**Exercise:** Within the data that follows, how many lines carry the string "JSON"? Give the number alone.

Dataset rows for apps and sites
━━━━━━

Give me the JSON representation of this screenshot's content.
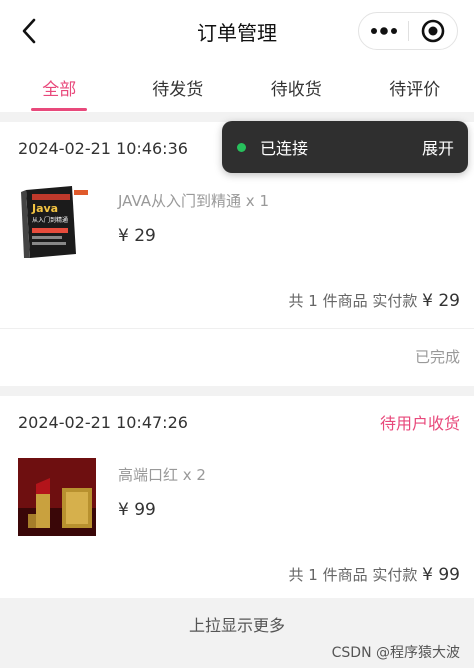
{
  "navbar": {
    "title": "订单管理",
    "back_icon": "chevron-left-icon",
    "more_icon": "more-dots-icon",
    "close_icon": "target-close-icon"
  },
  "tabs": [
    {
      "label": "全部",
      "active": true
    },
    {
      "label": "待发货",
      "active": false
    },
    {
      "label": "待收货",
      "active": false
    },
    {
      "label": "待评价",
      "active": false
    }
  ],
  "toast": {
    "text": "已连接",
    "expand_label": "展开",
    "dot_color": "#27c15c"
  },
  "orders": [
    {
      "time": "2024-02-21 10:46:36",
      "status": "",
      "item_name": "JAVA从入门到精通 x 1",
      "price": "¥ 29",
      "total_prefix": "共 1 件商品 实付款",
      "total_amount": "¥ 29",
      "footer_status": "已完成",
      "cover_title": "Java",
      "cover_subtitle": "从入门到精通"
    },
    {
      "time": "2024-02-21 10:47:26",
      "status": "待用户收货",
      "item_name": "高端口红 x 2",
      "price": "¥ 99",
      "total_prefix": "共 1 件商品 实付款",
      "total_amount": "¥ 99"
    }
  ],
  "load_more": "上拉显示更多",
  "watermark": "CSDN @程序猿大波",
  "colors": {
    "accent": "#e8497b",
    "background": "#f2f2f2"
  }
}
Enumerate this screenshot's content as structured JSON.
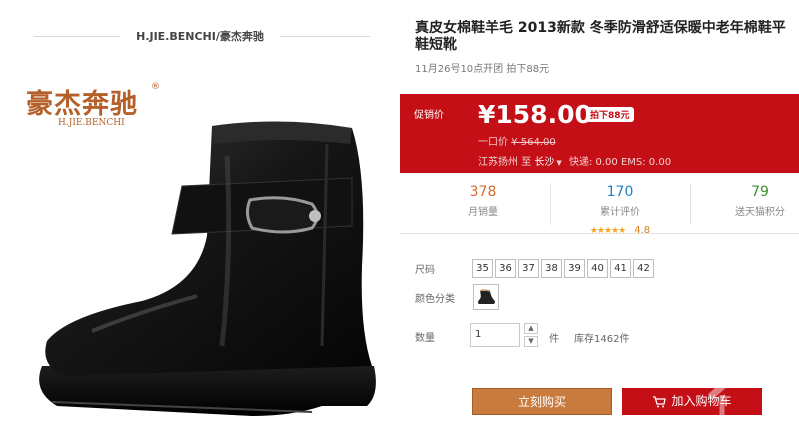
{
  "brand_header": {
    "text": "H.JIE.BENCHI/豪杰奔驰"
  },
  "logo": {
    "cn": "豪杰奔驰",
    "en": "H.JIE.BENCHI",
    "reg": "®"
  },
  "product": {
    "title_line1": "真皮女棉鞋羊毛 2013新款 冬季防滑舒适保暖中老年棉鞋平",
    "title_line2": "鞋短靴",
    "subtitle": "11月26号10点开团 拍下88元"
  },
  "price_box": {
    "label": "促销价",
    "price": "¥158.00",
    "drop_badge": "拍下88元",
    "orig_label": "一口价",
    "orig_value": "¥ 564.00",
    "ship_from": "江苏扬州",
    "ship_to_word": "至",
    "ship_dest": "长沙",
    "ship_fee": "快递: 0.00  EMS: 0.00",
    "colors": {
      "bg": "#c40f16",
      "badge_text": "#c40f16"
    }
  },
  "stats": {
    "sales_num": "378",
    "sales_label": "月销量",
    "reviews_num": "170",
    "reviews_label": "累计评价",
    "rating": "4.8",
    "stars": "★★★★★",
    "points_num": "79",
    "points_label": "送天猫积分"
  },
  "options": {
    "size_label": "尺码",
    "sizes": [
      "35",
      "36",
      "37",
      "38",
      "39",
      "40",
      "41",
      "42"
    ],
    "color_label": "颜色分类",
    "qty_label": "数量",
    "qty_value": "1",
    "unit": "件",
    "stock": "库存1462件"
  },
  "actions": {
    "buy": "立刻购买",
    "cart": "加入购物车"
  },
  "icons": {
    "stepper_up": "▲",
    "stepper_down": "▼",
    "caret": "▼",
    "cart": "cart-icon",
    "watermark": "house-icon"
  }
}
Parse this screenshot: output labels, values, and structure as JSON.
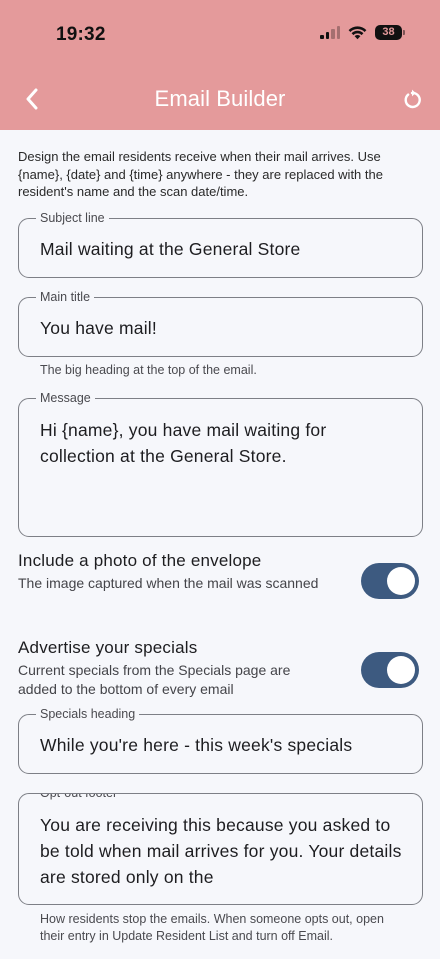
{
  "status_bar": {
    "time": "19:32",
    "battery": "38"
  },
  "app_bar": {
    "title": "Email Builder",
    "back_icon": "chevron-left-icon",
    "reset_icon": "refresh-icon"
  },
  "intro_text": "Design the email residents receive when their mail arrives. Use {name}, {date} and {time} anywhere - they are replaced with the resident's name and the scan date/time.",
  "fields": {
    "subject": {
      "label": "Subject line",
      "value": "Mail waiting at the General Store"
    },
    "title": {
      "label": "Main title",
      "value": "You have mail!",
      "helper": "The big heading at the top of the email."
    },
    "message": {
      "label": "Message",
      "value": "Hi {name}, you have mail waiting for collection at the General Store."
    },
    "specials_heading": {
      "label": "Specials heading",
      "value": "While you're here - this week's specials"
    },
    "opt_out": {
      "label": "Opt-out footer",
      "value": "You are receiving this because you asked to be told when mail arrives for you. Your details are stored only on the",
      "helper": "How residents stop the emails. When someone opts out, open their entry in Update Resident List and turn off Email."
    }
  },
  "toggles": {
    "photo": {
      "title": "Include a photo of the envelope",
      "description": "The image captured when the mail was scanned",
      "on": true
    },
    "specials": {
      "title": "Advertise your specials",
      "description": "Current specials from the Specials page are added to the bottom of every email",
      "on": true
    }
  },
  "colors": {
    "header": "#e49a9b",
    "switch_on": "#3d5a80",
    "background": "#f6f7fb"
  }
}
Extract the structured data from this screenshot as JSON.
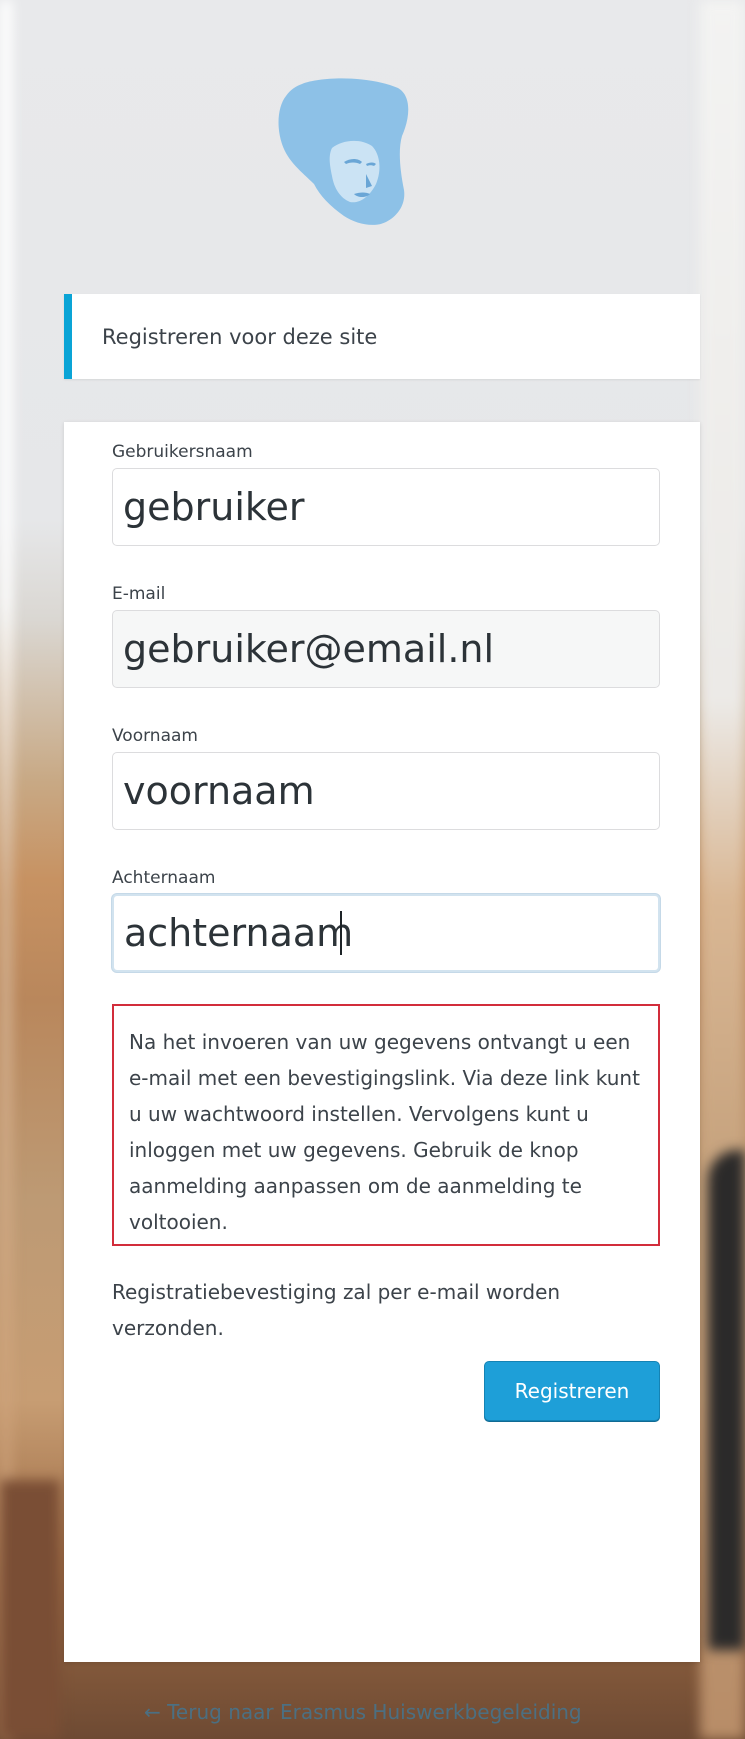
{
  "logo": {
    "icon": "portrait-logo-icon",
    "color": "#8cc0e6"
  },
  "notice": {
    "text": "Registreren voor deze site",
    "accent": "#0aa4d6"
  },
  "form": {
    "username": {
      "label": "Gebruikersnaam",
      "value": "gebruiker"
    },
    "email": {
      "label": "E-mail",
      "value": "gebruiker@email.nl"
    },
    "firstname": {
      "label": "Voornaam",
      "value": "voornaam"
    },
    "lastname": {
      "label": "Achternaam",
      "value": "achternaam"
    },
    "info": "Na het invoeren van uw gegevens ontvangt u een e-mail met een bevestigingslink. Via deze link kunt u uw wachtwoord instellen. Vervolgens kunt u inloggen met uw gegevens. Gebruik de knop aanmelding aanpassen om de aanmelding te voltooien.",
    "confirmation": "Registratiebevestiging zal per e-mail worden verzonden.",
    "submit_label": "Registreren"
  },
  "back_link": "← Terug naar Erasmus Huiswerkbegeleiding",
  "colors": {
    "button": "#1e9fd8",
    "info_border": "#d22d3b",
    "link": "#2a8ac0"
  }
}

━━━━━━

**Task answer:** 4